The Beezer (called The Beezer and Topper in its last three years) was a British children's comic from D.C. Thomson & Co. Ltd that ran from 1956 to 1993. It also published an annual from 1957 to 2003, outliving the magazine itself by a decade.
This is the fifth of those annuals and it's gorgeous. It's the kind of full colour book that makes you want to read it in gloves, because it's got no photos. Everything that today would be a photo is instead a painting. The filler articles are, literally, works of art. (What's more, even their text is cool. I was reading out bits aloud to Tomoko. They've got a double-page spread on Crufts, the international dog show, for instance. Apparently that was founded by a man called Charles Cruft who didn't himself own a dog. He was a cat person.)
Similarly, the comic strips are all in colour. (Not duotone.) There's even a non-comedic adventure strip called Showboat Circus that I didn't realise at first was telling a story, because it looked like another of those beautifully painted filler articles.
The strips aren't that great, though. Some I like, but they tend to be somewhere between "forgettable" and "I didn't mind it".
BABY CROCKETT (1956, Bill Ritchie) = a long-running strip that even crossed over into other magazines, but you'd never guess that from his strips here. He's a young child who does harmless childlike things. I don't mind him, but it's the kind of gentle humour that only sometimes could be said to have a joke.
POP, DICK AND HARRY (1956, Tom Bannister) = the only strip that ran in The Beezer from its first to its last issue. It's bland and at its worst can deliver a simple joke so poorly that it becomes unfunny.
THE BANANA BUNCH (1956, Leo Baxendale) = don't actually get a strip. Instead, they get a six-page short story, two detail-filled splash pages and a sequence of narrated musical panels. I haven't seen that format before. Anyway, they're a gang of children called Brainey, Dopey, Fatty, Tiny, Scruffy, etc. They seem okay.
WOOLLY WEST (1959, Bill Ritchie) = a dozy cowboy. His second strip here ends in quite a good pun.

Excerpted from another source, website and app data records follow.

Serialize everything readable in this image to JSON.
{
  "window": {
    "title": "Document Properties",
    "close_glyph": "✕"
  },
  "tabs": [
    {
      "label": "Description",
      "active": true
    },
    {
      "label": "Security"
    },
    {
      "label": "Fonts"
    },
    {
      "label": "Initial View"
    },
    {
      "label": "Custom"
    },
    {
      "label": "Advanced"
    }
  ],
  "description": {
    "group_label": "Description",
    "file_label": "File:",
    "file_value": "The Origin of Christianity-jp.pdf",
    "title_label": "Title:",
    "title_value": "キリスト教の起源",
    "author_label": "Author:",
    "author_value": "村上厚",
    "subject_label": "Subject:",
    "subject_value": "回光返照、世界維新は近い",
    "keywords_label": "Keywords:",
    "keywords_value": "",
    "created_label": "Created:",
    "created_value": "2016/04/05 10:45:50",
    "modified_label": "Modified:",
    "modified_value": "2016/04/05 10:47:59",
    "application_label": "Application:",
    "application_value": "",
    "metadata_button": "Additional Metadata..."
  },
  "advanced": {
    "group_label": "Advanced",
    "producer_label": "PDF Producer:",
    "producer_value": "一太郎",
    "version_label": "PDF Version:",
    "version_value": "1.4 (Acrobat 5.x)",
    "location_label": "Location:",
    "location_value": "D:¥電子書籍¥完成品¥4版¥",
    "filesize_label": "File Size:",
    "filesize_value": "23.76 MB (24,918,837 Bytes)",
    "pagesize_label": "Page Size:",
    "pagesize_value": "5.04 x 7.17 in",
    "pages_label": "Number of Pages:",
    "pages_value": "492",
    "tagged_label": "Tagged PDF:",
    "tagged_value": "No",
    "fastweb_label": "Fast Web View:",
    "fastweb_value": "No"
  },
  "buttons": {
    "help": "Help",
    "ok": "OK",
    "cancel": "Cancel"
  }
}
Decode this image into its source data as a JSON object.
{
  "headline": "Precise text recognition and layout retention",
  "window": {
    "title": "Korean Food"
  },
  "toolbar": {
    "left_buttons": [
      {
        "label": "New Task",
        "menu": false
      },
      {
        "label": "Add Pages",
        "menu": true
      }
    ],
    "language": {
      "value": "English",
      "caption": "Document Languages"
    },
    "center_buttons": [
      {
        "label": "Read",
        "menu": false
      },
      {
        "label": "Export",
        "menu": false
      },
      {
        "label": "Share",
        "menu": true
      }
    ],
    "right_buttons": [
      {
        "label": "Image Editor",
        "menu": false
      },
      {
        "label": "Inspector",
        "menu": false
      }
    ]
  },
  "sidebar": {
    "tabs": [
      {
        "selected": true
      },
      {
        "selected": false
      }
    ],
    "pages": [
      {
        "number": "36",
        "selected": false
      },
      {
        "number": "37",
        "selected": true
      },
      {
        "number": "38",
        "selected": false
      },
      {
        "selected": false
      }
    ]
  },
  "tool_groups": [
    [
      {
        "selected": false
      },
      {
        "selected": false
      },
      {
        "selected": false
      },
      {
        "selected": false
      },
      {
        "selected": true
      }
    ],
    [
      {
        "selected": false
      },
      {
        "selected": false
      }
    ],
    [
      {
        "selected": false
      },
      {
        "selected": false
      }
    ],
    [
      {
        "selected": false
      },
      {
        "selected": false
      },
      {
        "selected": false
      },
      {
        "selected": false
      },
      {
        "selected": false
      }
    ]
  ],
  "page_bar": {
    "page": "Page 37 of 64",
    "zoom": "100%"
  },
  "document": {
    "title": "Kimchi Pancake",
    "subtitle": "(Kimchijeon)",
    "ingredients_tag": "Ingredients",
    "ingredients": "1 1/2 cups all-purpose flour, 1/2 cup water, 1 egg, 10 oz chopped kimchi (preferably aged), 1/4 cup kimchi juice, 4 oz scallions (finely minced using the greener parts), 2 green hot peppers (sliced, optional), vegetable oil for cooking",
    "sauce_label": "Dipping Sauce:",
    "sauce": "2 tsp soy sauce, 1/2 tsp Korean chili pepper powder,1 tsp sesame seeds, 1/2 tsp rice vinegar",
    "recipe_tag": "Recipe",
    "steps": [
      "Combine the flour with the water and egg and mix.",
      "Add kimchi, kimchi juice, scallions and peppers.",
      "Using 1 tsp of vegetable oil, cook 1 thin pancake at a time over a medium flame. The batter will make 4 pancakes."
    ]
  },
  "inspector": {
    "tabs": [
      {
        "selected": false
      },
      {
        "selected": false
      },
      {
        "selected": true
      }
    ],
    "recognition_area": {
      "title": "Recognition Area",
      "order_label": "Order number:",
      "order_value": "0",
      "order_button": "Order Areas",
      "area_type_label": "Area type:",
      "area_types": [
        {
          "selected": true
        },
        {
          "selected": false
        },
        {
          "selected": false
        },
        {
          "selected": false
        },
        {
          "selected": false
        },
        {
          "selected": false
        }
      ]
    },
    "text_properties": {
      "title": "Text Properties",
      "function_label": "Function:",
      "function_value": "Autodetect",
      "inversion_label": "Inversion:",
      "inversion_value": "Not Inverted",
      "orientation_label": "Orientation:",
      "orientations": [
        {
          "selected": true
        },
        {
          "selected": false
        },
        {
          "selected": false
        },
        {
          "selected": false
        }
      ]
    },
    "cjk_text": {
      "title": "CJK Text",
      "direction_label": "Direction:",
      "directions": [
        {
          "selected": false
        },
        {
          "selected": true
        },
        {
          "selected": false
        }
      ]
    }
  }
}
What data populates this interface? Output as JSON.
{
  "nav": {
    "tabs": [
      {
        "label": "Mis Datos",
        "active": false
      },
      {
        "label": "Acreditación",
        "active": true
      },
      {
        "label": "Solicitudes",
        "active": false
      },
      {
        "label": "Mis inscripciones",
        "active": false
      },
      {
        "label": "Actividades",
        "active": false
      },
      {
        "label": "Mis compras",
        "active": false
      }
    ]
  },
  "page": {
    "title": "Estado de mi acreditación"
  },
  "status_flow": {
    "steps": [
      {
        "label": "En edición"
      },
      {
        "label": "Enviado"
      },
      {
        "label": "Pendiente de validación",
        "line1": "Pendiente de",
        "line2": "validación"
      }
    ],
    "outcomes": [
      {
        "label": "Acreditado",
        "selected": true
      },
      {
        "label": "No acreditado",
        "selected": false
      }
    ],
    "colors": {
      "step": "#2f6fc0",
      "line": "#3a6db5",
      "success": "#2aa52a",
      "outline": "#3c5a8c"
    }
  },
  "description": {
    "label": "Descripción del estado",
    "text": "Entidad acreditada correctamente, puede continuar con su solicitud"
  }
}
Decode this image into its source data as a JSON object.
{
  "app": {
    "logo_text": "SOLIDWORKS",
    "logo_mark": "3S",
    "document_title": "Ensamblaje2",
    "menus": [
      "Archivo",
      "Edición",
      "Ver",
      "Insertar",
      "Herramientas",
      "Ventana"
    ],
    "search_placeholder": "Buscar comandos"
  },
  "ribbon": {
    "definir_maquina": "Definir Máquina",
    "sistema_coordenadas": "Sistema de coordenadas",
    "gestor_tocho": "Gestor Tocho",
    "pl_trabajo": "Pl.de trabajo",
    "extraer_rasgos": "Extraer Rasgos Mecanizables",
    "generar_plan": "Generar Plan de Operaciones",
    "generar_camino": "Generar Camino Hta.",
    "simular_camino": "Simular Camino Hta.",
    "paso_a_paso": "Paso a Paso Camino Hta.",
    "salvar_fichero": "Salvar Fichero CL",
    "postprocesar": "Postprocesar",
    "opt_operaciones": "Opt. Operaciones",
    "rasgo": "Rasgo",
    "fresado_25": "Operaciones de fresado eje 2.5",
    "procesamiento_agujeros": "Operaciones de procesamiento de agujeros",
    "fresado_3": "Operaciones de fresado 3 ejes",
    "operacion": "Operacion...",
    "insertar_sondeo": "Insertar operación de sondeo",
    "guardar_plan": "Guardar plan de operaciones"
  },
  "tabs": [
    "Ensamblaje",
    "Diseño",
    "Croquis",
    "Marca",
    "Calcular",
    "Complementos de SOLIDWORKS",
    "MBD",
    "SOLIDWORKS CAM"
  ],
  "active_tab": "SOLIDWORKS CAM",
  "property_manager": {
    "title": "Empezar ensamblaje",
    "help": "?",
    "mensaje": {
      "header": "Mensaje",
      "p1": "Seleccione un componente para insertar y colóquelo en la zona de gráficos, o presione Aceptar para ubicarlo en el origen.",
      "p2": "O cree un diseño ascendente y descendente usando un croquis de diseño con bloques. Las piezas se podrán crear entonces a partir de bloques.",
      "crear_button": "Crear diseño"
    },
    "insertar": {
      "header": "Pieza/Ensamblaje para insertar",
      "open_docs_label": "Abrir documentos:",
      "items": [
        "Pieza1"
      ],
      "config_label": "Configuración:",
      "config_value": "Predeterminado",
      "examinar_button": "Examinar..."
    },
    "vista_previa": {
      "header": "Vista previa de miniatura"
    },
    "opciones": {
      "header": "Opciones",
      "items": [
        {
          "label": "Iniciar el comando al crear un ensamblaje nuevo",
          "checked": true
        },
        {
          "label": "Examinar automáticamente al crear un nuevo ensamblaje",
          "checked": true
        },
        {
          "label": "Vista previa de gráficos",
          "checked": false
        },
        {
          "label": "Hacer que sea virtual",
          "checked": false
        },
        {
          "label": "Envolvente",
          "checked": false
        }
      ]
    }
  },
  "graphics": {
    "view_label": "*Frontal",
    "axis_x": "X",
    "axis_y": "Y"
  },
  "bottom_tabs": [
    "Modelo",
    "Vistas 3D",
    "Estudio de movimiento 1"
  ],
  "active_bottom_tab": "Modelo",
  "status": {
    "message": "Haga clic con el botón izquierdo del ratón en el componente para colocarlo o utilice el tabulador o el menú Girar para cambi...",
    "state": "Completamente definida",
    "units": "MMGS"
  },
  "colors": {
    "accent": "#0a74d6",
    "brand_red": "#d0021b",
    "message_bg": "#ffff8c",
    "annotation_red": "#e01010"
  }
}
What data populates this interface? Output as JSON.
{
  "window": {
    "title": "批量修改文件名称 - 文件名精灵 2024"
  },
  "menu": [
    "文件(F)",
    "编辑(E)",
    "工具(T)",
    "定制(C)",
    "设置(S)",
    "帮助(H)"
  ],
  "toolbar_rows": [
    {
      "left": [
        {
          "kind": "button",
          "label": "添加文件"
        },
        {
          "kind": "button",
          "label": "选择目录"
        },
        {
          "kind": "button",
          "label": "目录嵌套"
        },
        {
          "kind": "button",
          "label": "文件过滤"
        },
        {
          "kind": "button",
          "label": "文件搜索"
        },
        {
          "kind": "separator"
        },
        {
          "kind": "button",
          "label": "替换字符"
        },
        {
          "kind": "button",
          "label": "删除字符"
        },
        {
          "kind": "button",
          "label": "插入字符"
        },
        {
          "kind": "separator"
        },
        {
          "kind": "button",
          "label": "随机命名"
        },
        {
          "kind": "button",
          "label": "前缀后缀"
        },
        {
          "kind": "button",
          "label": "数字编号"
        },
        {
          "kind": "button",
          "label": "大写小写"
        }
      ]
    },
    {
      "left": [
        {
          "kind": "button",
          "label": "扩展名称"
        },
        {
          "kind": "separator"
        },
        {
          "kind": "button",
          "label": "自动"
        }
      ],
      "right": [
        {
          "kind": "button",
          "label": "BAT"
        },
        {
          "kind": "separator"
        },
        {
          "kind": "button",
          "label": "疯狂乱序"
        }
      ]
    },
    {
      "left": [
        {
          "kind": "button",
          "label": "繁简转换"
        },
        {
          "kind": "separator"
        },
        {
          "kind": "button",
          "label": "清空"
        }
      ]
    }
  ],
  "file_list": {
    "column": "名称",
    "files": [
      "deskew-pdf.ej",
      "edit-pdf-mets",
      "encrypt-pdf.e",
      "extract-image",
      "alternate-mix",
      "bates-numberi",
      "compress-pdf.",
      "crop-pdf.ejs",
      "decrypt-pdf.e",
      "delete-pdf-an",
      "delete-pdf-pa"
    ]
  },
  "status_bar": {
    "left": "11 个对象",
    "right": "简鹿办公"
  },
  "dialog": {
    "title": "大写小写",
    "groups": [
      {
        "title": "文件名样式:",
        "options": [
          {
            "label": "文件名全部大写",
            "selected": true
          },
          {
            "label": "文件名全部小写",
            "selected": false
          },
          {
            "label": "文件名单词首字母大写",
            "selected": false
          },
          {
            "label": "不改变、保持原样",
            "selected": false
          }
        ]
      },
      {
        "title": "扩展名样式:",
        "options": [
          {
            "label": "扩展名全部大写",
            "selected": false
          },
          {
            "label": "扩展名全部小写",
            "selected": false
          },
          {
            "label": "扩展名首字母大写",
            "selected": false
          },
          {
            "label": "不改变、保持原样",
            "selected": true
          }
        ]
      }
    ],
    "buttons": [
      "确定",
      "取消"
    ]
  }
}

COLONEL BLINK (1958, Tom Bannister) = a colonel who's so short-sighted that he's functionally blind. He drives a car from the Victorian era. This strip's actually okay. I laughed once.
GINGER (1956, Dudley D. Watkins) = the magazine's cover star. He reminded me of the Broons, which makes sense since Watkins created them too (and Oor Wullie). Again, it's gentle humour.
OH, CALAMITY! JANE (1956, Hugh Morren) = as with the Banana Bunch, only gets those comedy splash pages. She works well in them, though, since the format fits the character's one simple joke. (Jane innocently does something stupid. Chaos ensues.)
MIGUEL THE MATADOR (1959, Bob McGrath) = ees quite funny, eef you can take ze accents.
PUSS 'N' BUTCH (couldn't find anything by googling) = Tom and Jerry rip-off, but with a cat and a dog. Amusingly violent.
MERRY HOOD AND HIS ROBBIN MEN (1959, George Martin) = has the book's ugliest example of "this week's ending is rubbish, so let's tack on some lame wordplay." The best thing about this strip is its title.
THE MOONKIDS (couldn't find anything by googling) = they only get comedy splash pages, but they're great. They're little fat aliens who run wild, like Gremlins.
THE HILLYS AND THE BILLIES (1956, George Martin) = my favourite strip in the book. It's about two feuding groups, like the Jocks and the Geordies in The Dandy... but even more violent. "Let's get our guns loaded!" "Luv'ly bullets!" They also use dynamite. No one gets killed, but that's a stone-cold miracle.
At the same time, though, they're lovable.
The straight adventure stuff is fine. Six pages each, no problems. Pleasingly, Yellow-Eye manages to be set in India without being racist.
This annual is much less dense than its Beano contemporaries, but the production values are far higher. It's shorter and simpler. Its strips can be read more quickly. It's also quite nice.